**Description of the task:** What lines of the material hold the string "name"? Pull each of them out.

**The data:**
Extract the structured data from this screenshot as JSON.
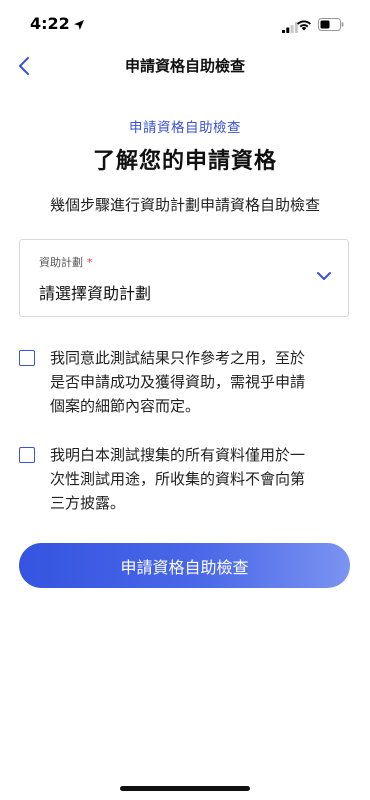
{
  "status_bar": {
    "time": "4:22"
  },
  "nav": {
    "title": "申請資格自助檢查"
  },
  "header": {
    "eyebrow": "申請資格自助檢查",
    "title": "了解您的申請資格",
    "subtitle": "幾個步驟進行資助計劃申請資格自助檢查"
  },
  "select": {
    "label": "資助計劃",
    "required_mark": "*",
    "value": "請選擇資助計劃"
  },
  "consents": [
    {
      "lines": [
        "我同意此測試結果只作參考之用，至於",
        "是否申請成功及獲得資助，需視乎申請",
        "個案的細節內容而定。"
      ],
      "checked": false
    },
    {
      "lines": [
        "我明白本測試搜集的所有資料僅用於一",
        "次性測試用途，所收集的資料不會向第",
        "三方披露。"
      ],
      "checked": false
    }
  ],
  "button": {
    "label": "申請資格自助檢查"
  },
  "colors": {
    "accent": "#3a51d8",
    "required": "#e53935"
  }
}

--

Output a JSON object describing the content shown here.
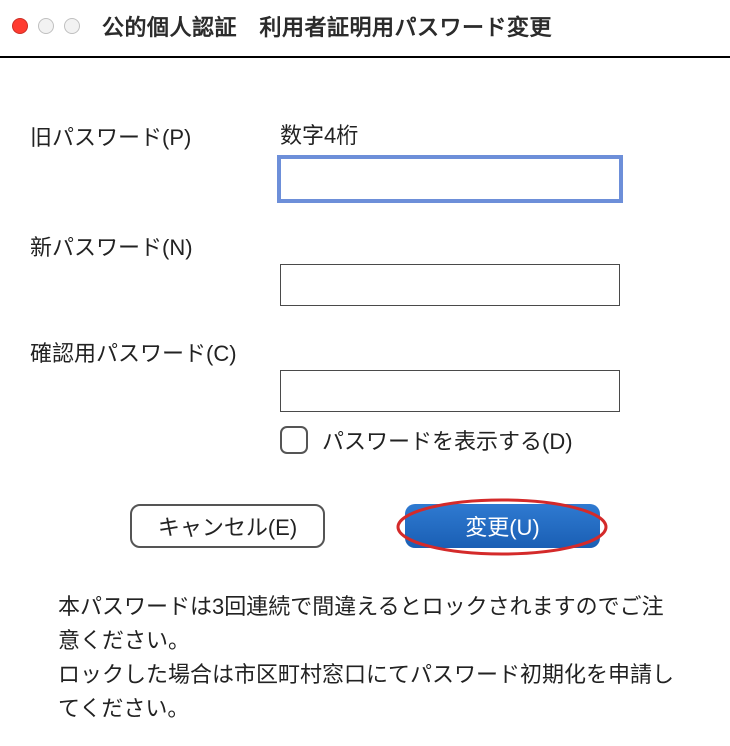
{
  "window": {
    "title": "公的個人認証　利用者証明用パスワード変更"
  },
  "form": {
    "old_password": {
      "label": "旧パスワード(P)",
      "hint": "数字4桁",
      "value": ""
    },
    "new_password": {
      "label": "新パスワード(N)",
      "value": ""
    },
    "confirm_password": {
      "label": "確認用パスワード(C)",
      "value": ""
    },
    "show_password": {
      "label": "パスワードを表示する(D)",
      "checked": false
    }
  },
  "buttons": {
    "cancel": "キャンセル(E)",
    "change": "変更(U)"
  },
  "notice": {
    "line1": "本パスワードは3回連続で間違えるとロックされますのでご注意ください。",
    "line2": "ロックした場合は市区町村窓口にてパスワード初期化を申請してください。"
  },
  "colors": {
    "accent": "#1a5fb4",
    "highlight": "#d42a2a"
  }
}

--

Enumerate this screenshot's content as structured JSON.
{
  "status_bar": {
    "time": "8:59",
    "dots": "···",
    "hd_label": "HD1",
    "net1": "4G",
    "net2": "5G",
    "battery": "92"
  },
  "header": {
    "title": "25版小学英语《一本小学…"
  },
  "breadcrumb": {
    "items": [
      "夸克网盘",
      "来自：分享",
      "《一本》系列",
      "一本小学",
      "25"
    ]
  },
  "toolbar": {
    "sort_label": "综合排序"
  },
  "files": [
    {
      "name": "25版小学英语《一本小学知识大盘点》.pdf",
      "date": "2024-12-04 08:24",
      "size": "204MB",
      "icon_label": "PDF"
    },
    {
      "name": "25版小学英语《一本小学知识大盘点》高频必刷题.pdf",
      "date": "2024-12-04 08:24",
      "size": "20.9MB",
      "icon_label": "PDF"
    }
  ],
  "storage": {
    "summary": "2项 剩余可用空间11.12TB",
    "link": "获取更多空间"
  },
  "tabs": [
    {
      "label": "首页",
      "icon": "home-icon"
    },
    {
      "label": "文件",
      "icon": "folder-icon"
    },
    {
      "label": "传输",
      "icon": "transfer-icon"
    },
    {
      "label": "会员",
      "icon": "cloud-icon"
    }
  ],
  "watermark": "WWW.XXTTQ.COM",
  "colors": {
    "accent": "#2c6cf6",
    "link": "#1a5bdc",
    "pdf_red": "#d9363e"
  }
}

**Task solution:**
      "name": "25版小学英语《一本小学知识大盘点》.pdf",
      "name": "25版小学英语《一本小学知识大盘点》高频必刷题.pdf",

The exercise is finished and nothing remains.